Over the last few years there have been several prominent movies dealing with the issue of slavery or the racial aftermath that reverberated for decades. Movies like “12 Years a Slave”, “Selma”, and “The Birth of a Nation” each had their strong points, but also fell victim to certain creative and narrative choices of their directors.
Enter “Mudbound” from director and co-writer Dee Rees. “Mudbound”, based on Hillary Jordan’s 2008 debut novel, is a period drama set in the Mississippi Delta during the 1940s. The story deals with a variety of potent issues – racism, poverty, and PTSD just to name a few. Rees’ adaptation gives them all form through an intensely honest and clear-eyed perspective.
Rees anchors her film in the right place – with her characters. “Mudbound” is essentially the story of two families. Henry McAllan (Jason Clarke) marries Laura (Carey Mulligan) in 1939 and soon moves her, their two daughters, and his racist father (Jonathan Banks) to a Mississippi farm he abruptly purchased. Hap Jackson (Rob Morgan giving some of the year’s finest supporting work) is a tenant farmer whose family has worked Henry’s newly acquired land since his grandfather was a slave. Hap dreams of owning his own farm but always puts the aspirations of his kids ahead of his own.

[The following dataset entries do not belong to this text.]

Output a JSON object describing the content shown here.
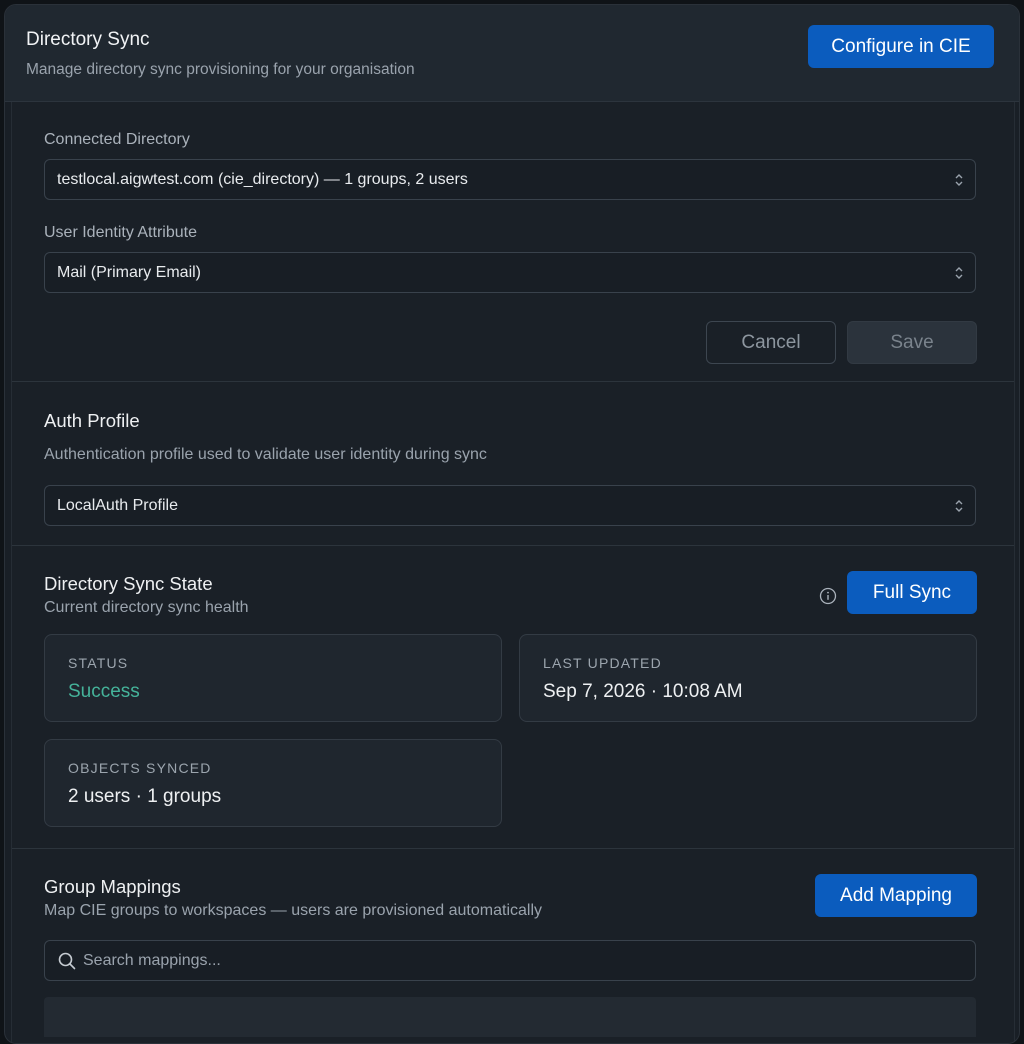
{
  "header": {
    "title": "Directory Sync",
    "subtitle": "Manage directory sync provisioning for your organisation",
    "configure_label": "Configure in CIE"
  },
  "connection": {
    "directory_label": "Connected Directory",
    "directory_value": "testlocal.aigwtest.com (cie_directory) — 1 groups, 2 users",
    "identity_label": "User Identity Attribute",
    "identity_value": "Mail (Primary Email)",
    "cancel_label": "Cancel",
    "save_label": "Save"
  },
  "auth_profile": {
    "title": "Auth Profile",
    "description": "Authentication profile used to validate user identity during sync",
    "value": "LocalAuth Profile"
  },
  "sync_state": {
    "title": "Directory Sync State",
    "subtitle": "Current directory sync health",
    "full_sync_label": "Full Sync",
    "info_icon": "info-circle-icon",
    "status_key": "STATUS",
    "status_value": "Success",
    "last_updated_key": "LAST UPDATED",
    "last_updated_value": "Sep 7, 2026 · 10:08 AM",
    "objects_key": "OBJECTS SYNCED",
    "objects_value": "2 users · 1 groups"
  },
  "group_mappings": {
    "title": "Group Mappings",
    "subtitle": "Map CIE groups to workspaces — users are provisioned automatically",
    "add_label": "Add Mapping",
    "search_placeholder": "Search mappings...",
    "search_icon": "search-icon"
  },
  "colors": {
    "accent": "#0b5cbe",
    "success": "#45b39a",
    "background": "#1a2027"
  }
}
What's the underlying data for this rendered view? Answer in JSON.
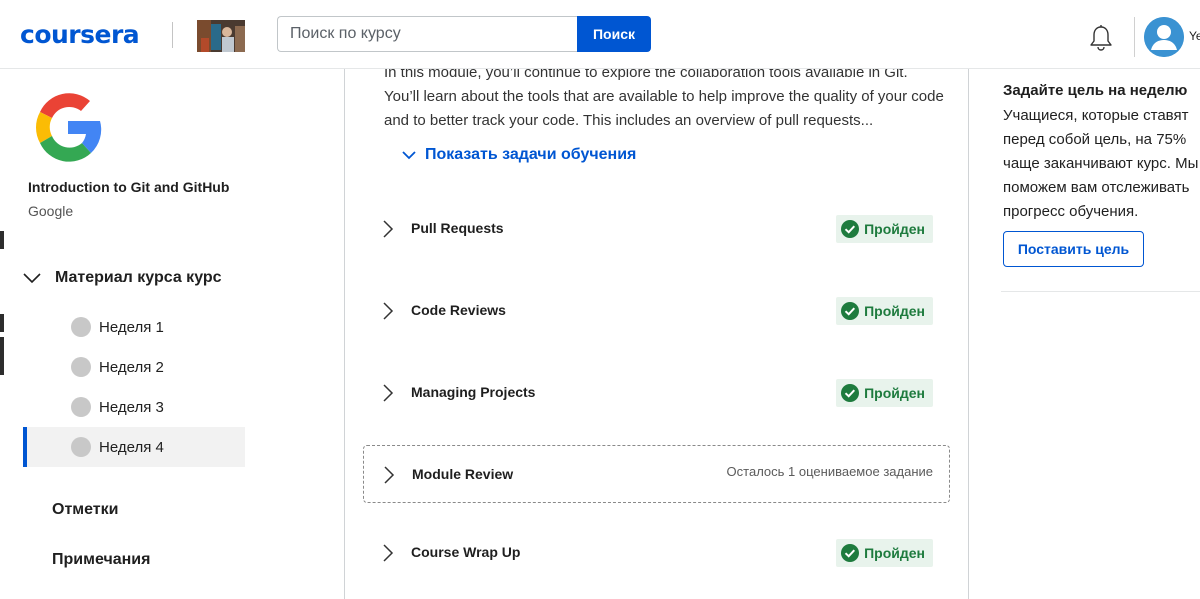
{
  "header": {
    "logo_text": "coursera",
    "search_placeholder": "Поиск по курсу",
    "search_button": "Поиск",
    "user_name": "Ye",
    "brand_color": "#0056d2"
  },
  "sidebar": {
    "course_title": "Introduction to Git and GitHub",
    "course_partner": "Google",
    "material_label": "Материал курса курс",
    "weeks": [
      {
        "label": "Неделя 1",
        "active": false
      },
      {
        "label": "Неделя 2",
        "active": false
      },
      {
        "label": "Неделя 3",
        "active": false
      },
      {
        "label": "Неделя 4",
        "active": true
      }
    ],
    "grades_label": "Отметки",
    "notes_label": "Примечания"
  },
  "main": {
    "description": "In this module, you’ll continue to explore the collaboration tools available in Git. You’ll learn about the tools that are available to help improve the quality of your code and to better track your code. This includes an overview of pull requests...",
    "show_tasks_label": "Показать задачи обучения",
    "lessons": [
      {
        "title": "Pull Requests",
        "status": "Пройден"
      },
      {
        "title": "Code Reviews",
        "status": "Пройден"
      },
      {
        "title": "Managing Projects",
        "status": "Пройден"
      },
      {
        "title": "Module Review",
        "remaining": "Осталось 1 оцениваемое задание"
      },
      {
        "title": "Course Wrap Up",
        "status": "Пройден"
      }
    ],
    "completed_color": "#1e7b3e"
  },
  "goal": {
    "title": "Задайте цель на неделю",
    "text": "Учащиеся, которые ставят перед собой цель, на 75% чаще заканчивают курс. Мы поможем вам отслеживать прогресс обучения.",
    "button": "Поставить цель"
  }
}
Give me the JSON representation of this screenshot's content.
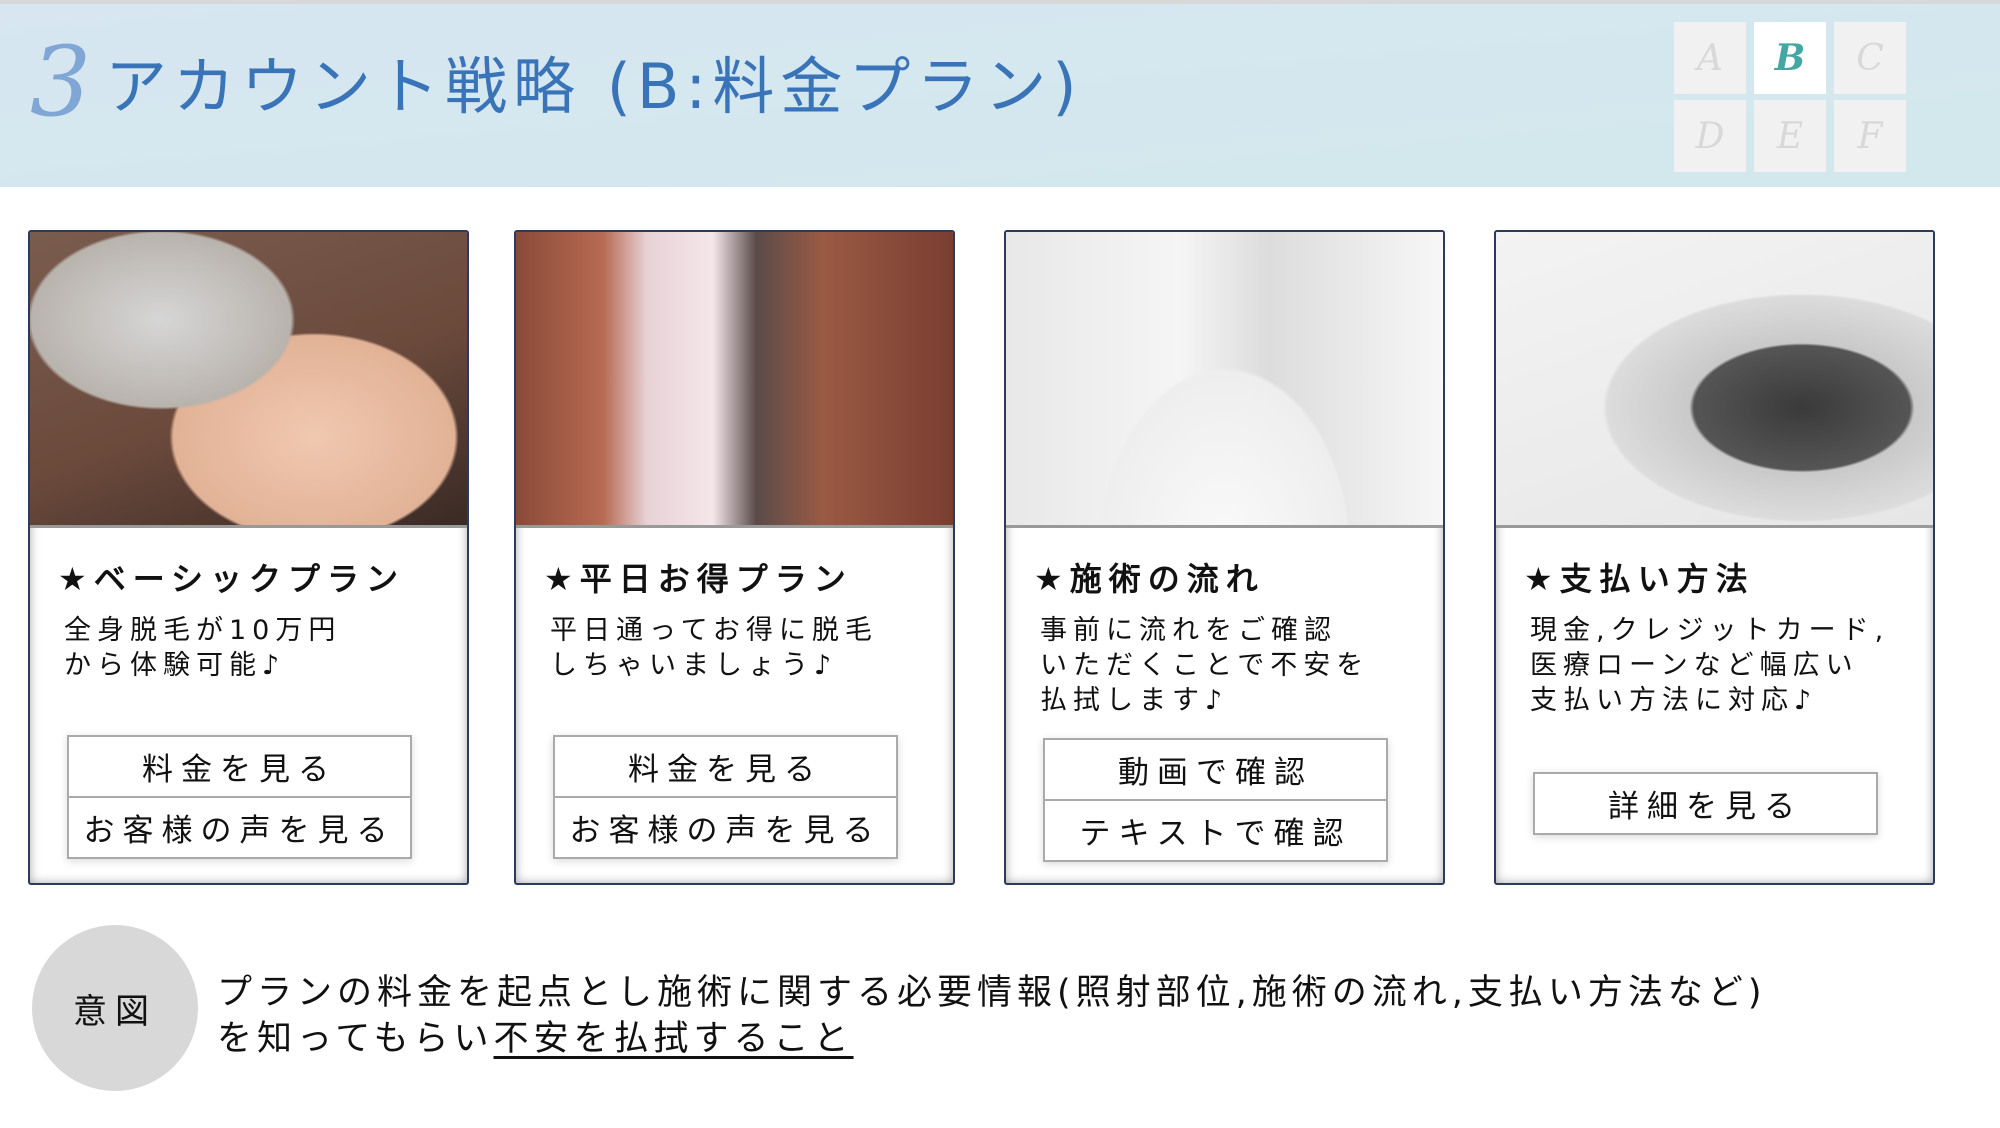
{
  "header": {
    "number": "3",
    "title": "アカウント戦略 (B:料金プラン)",
    "grid": [
      "A",
      "B",
      "C",
      "D",
      "E",
      "F"
    ],
    "active": "B",
    "accent_color": "#44a7a3"
  },
  "cards": [
    {
      "heading": "★ベーシックプラン",
      "lines": [
        "全身脱毛が10万円",
        "から体験可能♪"
      ],
      "buttons": [
        "料金を見る",
        "お客様の声を見る"
      ]
    },
    {
      "heading": "★平日お得プラン",
      "lines": [
        "平日通ってお得に脱毛",
        "しちゃいましょう♪"
      ],
      "buttons": [
        "料金を見る",
        "お客様の声を見る"
      ]
    },
    {
      "heading": "★施術の流れ",
      "lines": [
        "事前に流れをご確認",
        "いただくことで不安を",
        "払拭します♪"
      ],
      "buttons": [
        "動画で確認",
        "テキストで確認"
      ]
    },
    {
      "heading": "★支払い方法",
      "lines": [
        "現金,クレジットカード,",
        "医療ローンなど幅広い",
        "支払い方法に対応♪"
      ],
      "buttons": [
        "詳細を見る"
      ]
    }
  ],
  "intent": {
    "label": "意図",
    "line1": "プランの料金を起点とし施術に関する必要情報(照射部位,施術の流れ,支払い方法など)",
    "line2_prefix": "を知ってもらい",
    "line2_emphasis": "不安を払拭すること"
  }
}
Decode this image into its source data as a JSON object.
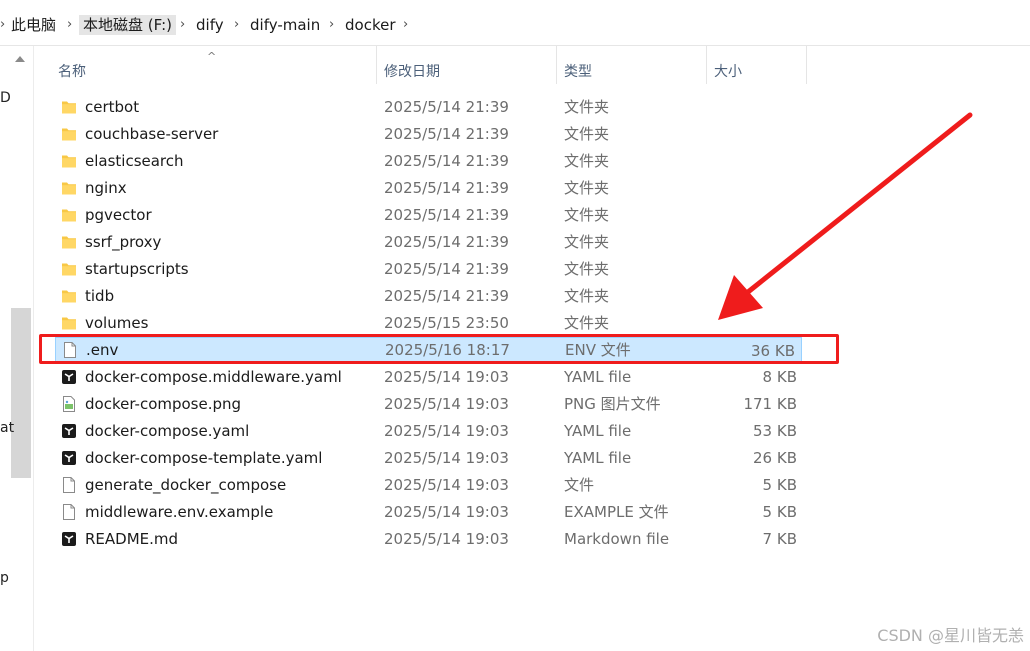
{
  "breadcrumb": [
    "此电脑",
    "本地磁盘 (F:)",
    "dify",
    "dify-main",
    "docker"
  ],
  "nav_fragments": [
    "D",
    "at",
    "p"
  ],
  "columns": {
    "name": "名称",
    "date": "修改日期",
    "type": "类型",
    "size": "大小"
  },
  "files": [
    {
      "name": "certbot",
      "date": "2025/5/14 21:39",
      "type": "文件夹",
      "size": "",
      "icon": "folder-icon"
    },
    {
      "name": "couchbase-server",
      "date": "2025/5/14 21:39",
      "type": "文件夹",
      "size": "",
      "icon": "folder-icon"
    },
    {
      "name": "elasticsearch",
      "date": "2025/5/14 21:39",
      "type": "文件夹",
      "size": "",
      "icon": "folder-icon"
    },
    {
      "name": "nginx",
      "date": "2025/5/14 21:39",
      "type": "文件夹",
      "size": "",
      "icon": "folder-icon"
    },
    {
      "name": "pgvector",
      "date": "2025/5/14 21:39",
      "type": "文件夹",
      "size": "",
      "icon": "folder-icon"
    },
    {
      "name": "ssrf_proxy",
      "date": "2025/5/14 21:39",
      "type": "文件夹",
      "size": "",
      "icon": "folder-icon"
    },
    {
      "name": "startupscripts",
      "date": "2025/5/14 21:39",
      "type": "文件夹",
      "size": "",
      "icon": "folder-icon"
    },
    {
      "name": "tidb",
      "date": "2025/5/14 21:39",
      "type": "文件夹",
      "size": "",
      "icon": "folder-icon"
    },
    {
      "name": "volumes",
      "date": "2025/5/15 23:50",
      "type": "文件夹",
      "size": "",
      "icon": "folder-icon"
    },
    {
      "name": ".env",
      "date": "2025/5/16 18:17",
      "type": "ENV 文件",
      "size": "36 KB",
      "icon": "file-icon",
      "selected": true
    },
    {
      "name": "docker-compose.middleware.yaml",
      "date": "2025/5/14 19:03",
      "type": "YAML file",
      "size": "8 KB",
      "icon": "yaml-file-icon"
    },
    {
      "name": "docker-compose.png",
      "date": "2025/5/14 19:03",
      "type": "PNG 图片文件",
      "size": "171 KB",
      "icon": "image-file-icon"
    },
    {
      "name": "docker-compose.yaml",
      "date": "2025/5/14 19:03",
      "type": "YAML file",
      "size": "53 KB",
      "icon": "yaml-file-icon"
    },
    {
      "name": "docker-compose-template.yaml",
      "date": "2025/5/14 19:03",
      "type": "YAML file",
      "size": "26 KB",
      "icon": "yaml-file-icon"
    },
    {
      "name": "generate_docker_compose",
      "date": "2025/5/14 19:03",
      "type": "文件",
      "size": "5 KB",
      "icon": "file-icon"
    },
    {
      "name": "middleware.env.example",
      "date": "2025/5/14 19:03",
      "type": "EXAMPLE 文件",
      "size": "5 KB",
      "icon": "file-icon"
    },
    {
      "name": "README.md",
      "date": "2025/5/14 19:03",
      "type": "Markdown file",
      "size": "7 KB",
      "icon": "markdown-file-icon"
    }
  ],
  "watermark": "CSDN @星川皆无恙",
  "colors": {
    "highlight_box": "#ef1c1c",
    "selection": "#cce8ff",
    "folder": "#f8c846"
  }
}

Both families are compelling but in dramatically different ways. Each face the brunt of harsh deep south poverty and both face it the best way they know how. But their struggles and circumstances couldn’t be more different both inside and outside of their homes. And despite their mutual see-through pleasantries and respect, the sting of a morally corrupt social order is felt in nearly every conversation the two families share.
But there is one earnest thread that connects them. It comes in the form of Henry’s younger brother Jamie (Garrett Hedlund) and Hap’s oldest son Ronsel (Jason Mitchell). Both young men return to Mississippi after fighting in Europe during the final days of World War II. They both are scarred from the war and find solace in their new friendship which bucks the gross social norms of their small town. While their relationship offers a little light in a period of darkness, it potentially sets in motion trouble that will ripple through both families.
Another key element is the setting which Rees portrays with gritty realism. There is no luscious coat of studio paint. The land isn’t glamorized through cinematographer Rachel Morrison’s camera. Instead the beauty is in the authenticity and how the characters perceive it. It’s a fittingly unpolished presentation of a land aching almost as much as the people tending it.
Not all the visuals are as impressive. The action scenes featuring Jamie as a pilot aren’t very convincing and clearly didn’t get much attention. But this is such a minor complaint considering Rees and company nail the important stuff – the characters. “Mudbound” digs deep into their individual psyches often giving them their own moments of narration to express their feelings and perspectives. It’s a risky narrative technique but Rees weaves it seamlessly throughout the story.
And then you have the acting featuring an entire cast in top form. I mentioned Ron Morgan but there is also Mary J. Blige who gives an eye-opening performance as Hap’s wife Florence. Mulligan, Clarke, and Hedlund each fall right into their characters and the period, and there is a particularly vile (and that’s a compliment) performance from Banks.
“Mudbound” debuted on Netflix with practically no theater release to speak of (minus a handful of screens). Some speculate this could hurt the film come Oscar time. I hope that’s not the case. This film deserves to be in the conversation. It’s a difficult movie but an honest one that isn’t afraid to examine the stains of our past earnestly and without manipulation. It’s handling of poverty, hardship, self-destruction and family dysfunction also wields a piercing edge. It all works together in a deeply penetrating harmony and with striking authenticity that pulls you into this troubled period and never lets you go.
VERDICT – 4.5 STARS